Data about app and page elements
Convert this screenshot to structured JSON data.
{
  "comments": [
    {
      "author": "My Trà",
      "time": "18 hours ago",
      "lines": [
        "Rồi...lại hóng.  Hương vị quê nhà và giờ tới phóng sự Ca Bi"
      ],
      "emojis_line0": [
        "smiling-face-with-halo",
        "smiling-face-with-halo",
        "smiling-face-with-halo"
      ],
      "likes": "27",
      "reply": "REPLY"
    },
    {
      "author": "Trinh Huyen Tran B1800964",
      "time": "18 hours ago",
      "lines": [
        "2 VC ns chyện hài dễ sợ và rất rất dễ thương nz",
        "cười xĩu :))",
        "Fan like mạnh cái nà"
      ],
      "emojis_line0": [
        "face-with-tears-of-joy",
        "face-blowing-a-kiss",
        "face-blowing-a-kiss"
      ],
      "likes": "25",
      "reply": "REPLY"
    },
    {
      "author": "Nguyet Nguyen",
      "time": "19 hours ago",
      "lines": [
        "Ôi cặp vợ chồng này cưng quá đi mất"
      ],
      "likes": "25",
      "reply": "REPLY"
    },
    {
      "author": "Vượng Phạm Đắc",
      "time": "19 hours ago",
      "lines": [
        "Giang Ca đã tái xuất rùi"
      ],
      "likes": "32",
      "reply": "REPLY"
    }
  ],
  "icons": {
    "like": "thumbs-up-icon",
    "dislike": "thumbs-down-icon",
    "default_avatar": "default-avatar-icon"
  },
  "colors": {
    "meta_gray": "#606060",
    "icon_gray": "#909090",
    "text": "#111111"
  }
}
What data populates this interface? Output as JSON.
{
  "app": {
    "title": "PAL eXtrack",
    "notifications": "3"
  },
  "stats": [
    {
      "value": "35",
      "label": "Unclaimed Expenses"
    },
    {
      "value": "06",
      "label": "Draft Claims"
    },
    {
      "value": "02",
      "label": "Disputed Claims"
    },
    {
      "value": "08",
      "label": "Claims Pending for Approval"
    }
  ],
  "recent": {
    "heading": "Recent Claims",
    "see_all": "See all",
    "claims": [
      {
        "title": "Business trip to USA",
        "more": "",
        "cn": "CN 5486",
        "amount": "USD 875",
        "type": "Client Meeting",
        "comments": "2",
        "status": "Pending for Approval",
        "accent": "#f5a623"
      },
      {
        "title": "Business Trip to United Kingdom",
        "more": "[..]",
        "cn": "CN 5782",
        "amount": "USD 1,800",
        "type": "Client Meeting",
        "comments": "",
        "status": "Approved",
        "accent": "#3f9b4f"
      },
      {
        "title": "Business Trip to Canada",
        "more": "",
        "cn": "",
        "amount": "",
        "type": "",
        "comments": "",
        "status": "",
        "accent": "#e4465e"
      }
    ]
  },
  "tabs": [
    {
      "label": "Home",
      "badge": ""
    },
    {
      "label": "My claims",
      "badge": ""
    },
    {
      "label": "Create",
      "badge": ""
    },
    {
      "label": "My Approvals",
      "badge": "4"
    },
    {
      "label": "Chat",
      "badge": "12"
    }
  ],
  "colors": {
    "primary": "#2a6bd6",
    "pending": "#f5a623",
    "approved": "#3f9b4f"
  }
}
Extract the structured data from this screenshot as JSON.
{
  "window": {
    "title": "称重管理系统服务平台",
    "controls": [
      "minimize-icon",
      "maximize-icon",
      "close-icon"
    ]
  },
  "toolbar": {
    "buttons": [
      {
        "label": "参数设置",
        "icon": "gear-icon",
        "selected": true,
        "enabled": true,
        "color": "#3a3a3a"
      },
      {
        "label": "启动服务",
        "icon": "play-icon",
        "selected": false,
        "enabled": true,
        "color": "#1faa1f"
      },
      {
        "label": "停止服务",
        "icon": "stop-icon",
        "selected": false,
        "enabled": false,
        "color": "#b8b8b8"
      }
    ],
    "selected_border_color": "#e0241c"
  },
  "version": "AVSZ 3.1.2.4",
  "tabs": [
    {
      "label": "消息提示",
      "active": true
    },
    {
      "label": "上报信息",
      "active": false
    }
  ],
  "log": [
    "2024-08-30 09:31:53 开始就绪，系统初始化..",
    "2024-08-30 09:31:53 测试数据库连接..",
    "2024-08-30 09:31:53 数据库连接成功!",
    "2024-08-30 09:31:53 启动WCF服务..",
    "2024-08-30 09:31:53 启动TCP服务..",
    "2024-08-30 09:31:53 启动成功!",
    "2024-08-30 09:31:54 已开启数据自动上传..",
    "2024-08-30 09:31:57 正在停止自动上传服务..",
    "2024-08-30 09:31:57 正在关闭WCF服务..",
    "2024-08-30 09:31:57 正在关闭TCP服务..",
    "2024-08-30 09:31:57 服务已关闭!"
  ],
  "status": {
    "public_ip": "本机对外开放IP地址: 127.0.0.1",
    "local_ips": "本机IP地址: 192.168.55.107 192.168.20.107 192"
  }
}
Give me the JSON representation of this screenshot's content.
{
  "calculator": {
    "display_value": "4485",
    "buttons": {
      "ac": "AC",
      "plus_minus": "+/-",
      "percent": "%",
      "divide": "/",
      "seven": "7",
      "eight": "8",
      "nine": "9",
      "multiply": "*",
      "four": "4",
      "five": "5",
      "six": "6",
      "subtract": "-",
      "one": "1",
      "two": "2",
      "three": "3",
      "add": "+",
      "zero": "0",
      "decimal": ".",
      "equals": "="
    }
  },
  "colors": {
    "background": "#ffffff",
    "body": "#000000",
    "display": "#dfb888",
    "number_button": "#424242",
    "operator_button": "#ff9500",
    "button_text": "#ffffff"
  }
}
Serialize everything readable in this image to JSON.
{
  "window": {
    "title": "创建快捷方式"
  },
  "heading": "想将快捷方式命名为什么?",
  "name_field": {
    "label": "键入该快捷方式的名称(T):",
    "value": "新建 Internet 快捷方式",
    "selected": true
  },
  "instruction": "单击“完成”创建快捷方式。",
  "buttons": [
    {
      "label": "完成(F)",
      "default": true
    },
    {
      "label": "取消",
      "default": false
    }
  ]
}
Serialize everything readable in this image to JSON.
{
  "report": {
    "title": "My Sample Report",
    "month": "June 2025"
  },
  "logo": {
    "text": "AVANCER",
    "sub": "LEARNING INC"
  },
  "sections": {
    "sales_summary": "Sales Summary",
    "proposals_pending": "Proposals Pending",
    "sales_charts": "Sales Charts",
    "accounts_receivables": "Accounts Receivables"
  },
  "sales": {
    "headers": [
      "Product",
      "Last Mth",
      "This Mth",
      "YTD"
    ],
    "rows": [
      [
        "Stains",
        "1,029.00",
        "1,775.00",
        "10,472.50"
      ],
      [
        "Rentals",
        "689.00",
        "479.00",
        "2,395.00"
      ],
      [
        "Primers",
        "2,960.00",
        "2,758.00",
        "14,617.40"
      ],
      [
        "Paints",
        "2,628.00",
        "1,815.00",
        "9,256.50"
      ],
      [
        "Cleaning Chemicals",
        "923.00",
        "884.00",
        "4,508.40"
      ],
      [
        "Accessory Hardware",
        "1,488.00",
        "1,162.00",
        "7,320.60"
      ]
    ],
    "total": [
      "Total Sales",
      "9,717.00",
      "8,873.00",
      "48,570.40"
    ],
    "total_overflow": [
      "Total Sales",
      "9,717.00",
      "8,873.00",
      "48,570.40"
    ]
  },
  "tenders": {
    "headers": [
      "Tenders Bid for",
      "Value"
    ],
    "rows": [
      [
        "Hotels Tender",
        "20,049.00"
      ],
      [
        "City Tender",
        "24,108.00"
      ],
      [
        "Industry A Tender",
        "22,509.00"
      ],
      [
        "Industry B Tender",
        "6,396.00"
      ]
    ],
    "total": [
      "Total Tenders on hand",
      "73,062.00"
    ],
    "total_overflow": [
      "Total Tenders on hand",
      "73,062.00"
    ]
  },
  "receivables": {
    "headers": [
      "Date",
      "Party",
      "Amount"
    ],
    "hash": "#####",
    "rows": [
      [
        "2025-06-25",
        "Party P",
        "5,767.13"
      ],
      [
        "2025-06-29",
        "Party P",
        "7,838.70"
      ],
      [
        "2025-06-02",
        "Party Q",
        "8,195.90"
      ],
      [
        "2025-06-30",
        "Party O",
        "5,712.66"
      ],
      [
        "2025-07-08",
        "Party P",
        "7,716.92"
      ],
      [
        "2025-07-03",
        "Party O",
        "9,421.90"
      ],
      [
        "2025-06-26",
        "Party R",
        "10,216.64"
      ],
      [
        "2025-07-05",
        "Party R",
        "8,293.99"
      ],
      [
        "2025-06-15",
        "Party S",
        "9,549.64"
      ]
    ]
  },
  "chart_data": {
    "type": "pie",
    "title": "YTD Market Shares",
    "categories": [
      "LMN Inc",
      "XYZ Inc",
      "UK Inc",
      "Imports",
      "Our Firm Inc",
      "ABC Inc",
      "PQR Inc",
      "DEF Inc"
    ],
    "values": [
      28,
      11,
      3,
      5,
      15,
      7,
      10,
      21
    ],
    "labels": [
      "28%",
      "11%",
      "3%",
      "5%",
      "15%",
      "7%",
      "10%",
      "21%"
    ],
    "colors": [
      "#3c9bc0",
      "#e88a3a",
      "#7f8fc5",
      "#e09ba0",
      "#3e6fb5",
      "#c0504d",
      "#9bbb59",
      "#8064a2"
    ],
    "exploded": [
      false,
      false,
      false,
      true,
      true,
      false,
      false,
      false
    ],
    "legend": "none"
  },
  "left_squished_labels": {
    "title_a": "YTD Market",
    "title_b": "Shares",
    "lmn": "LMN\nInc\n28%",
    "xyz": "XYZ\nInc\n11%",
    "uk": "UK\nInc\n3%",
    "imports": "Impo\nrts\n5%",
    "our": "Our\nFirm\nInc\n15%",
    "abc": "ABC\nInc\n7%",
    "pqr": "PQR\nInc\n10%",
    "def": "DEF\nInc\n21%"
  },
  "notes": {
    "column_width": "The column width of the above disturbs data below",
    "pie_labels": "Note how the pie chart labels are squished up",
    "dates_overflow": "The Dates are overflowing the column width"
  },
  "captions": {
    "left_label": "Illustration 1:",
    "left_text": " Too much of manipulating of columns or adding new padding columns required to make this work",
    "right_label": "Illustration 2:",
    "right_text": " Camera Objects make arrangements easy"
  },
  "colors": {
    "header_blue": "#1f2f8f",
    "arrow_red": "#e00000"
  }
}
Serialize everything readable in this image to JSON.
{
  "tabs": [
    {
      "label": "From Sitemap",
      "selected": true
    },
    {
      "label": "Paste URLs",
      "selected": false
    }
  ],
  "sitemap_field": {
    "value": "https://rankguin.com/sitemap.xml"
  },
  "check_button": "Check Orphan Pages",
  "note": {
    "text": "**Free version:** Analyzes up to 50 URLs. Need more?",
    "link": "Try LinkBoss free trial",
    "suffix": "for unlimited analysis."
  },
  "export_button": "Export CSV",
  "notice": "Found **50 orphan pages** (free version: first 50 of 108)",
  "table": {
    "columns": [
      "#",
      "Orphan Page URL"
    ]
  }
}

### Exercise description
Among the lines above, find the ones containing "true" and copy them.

### Written response
        "selected": true,
        "enabled": true,
        "enabled": true,
      "active": true
    "selected": true
      "default": true
      true,
      true,
      "selected": true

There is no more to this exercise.